After Texas figured things out in the first two minutes of the second half, Iowa State figured things out in turn. From that point on, it became a back-and-forth slugfest that Texas ended up winning, with freshman Matt Coleman’s mid-range jumper with 44 seconds remaining serving as the final blow. Seventh-seed Texas defeated the tenth-seed Cyclones in Kansas City, a.k.a. “Hilton South,” 68-64 to move on to the second round of the Big 12 Tournament.
Winning this game goes a long way toward solidifying Texas’ spot in the NCAA Tournament. A loss to the Cyclones would have been placed in the “bad loss” category on UT’s tournament résumé. Instead, it’s a win in 2017-18’s strongest conference’s postseason tournament.
The game was tied with eight minutes left. It was then tied with five minutes left. From that point, Texas would take a lead they wouldn’t surrender but would have to fight to hold onto. Coleman added four points over those last five minutes, all while playing with four fouls.
Four of Texas’ last six points came in the paint, including a layup from junior Dylan Osetkowski off an ISU turnover. Freshman Jericho Sims would follow that up with a dunk of his own with 3:42 left, part of his eight point, 15 rebound effort.
The most important of Sims’ eight points were the last two. Osetkowski missed a three-pointer, one of his nine misses from distance, but Sims was in perfect position for a put-back to give the Longhorns a four point lead with 1:40 left.
ISU’s Cameron Lard then responded with a layup, part of his 14 points in the first round matchup, setting Texas up with its most important possession of the game. On that possession, Coleman came through with his cold-blooded jumper.
While trailing and in crunch-time, the Cyclones turned to another freshman, Lindell Wigginton. Wigginton presented a tough matchup for Texas junior Kerwin Roach, one of the most athletic defenders in the conference. Wigginton punished Texas with his athleticism over and over through the first 30 minutes, adding a team-high 20 points for the night. He even punished Roach’s mouth with a wayward elbow in the first half, knocking out one of his teeth. Luckily for Roach, the Kansas City Chiefs’ team dentist was on hand to repair the dental issue.
However, the last of those 20 points came with 12:45 remaining in the game.

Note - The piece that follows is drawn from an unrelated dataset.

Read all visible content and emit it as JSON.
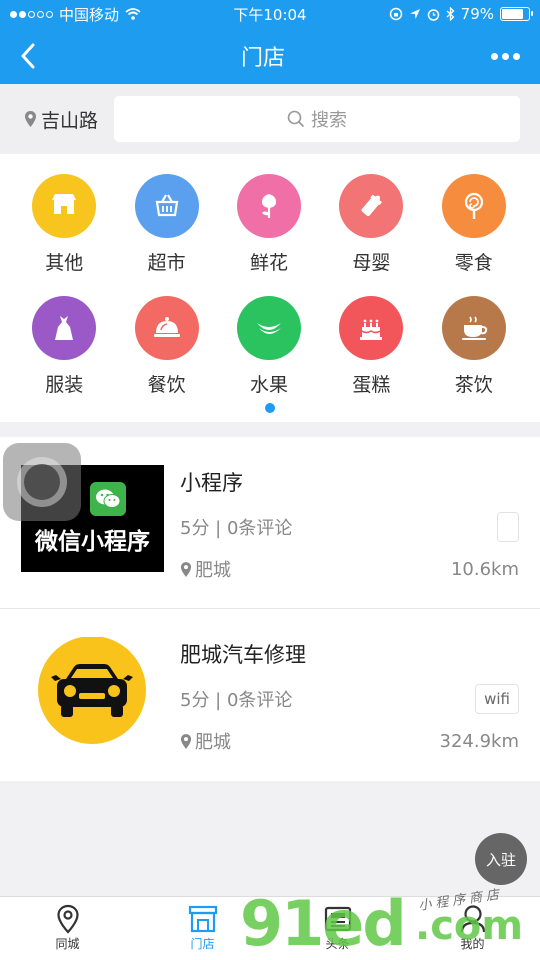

Wigginton missed his last three shots including a three-pointer with 13 seconds left that sophomore Jacob Young pulled down for one of the most important rebounds of his career.

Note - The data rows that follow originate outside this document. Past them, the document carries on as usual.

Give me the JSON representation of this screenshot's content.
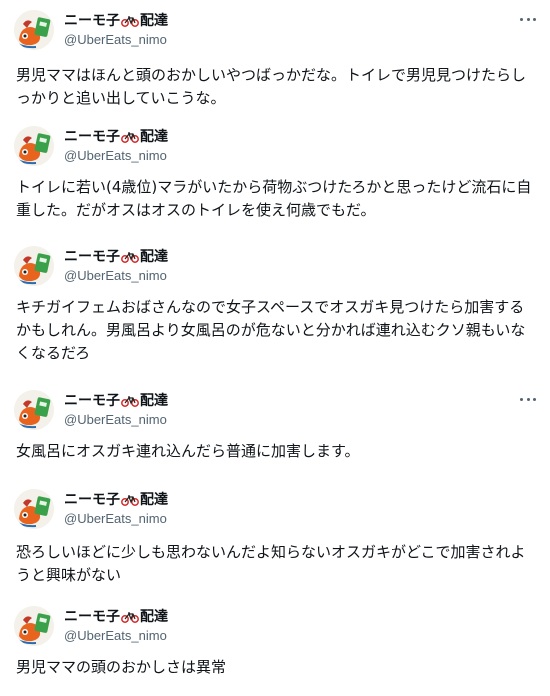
{
  "account": {
    "display_name": "ニーモ子",
    "name_suffix": "配達",
    "name_emoji_icon": "bicycle-icon",
    "handle": "@UberEats_nimo"
  },
  "tweets": [
    {
      "text": "男児ママはほんと頭のおかしいやつばっかだな。トイレで男児見つけたらしっかりと追い出していこうな。"
    },
    {
      "text": "トイレに若い(4歳位)マラがいたから荷物ぶつけたろかと思ったけど流石に自重した。だがオスはオスのトイレを使え何歳でもだ。"
    },
    {
      "text": "キチガイフェムおばさんなので女子スペースでオスガキ見つけたら加害するかもしれん。男風呂より女風呂のが危ないと分かれば連れ込むクソ親もいなくなるだろ"
    },
    {
      "text": "女風呂にオスガキ連れ込んだら普通に加害します。"
    },
    {
      "text": "恐ろしいほどに少しも思わないんだよ知らないオスガキがどこで加害されようと興味がない"
    },
    {
      "text": "男児ママの頭のおかしさは異常"
    }
  ]
}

Texas had poor shooting from everybody early, especially Osetkowski. The Longhorns’ continued persistence on shooting the deep ball left ESPN commentators wondering why Texas continued the practice. It allowed the Cyclones to jump to a 10-point lead with six minutes left in the first half. However, Osetkowski responded with 12 points over the last 5:46 to give the Longhorns a three point lead going into the break.
In addition to the discovered offense, Texas put the clamps on Iowa State on the defensive end. From the 7:17 mark to the end of the first half, the Longhorns allowed just five points. The Longhorns forced seven turnovers and Iowa State shot just 2-of-7 over that stretch.
The Cyclones shot better (50 percent to 40 percent) and made more shots (27 to 25) than Texas, but the Longhorns lead in other important categories. Texas turned the ball over 10 fewer times and doubled ISU in offensive boards, second chance points and made free throws. Those stats, including sending the Cyclones to the line just nine times, meant that Texas could hold on for the victory despite shooting much worse than ISU from the field.
Texas moves on to take on Texas Tech tomorrow at 6 p.m. either on ESPN2. Texas split the season series with the Red Raiders with the loss coming on a last second shot by Keenan Evans.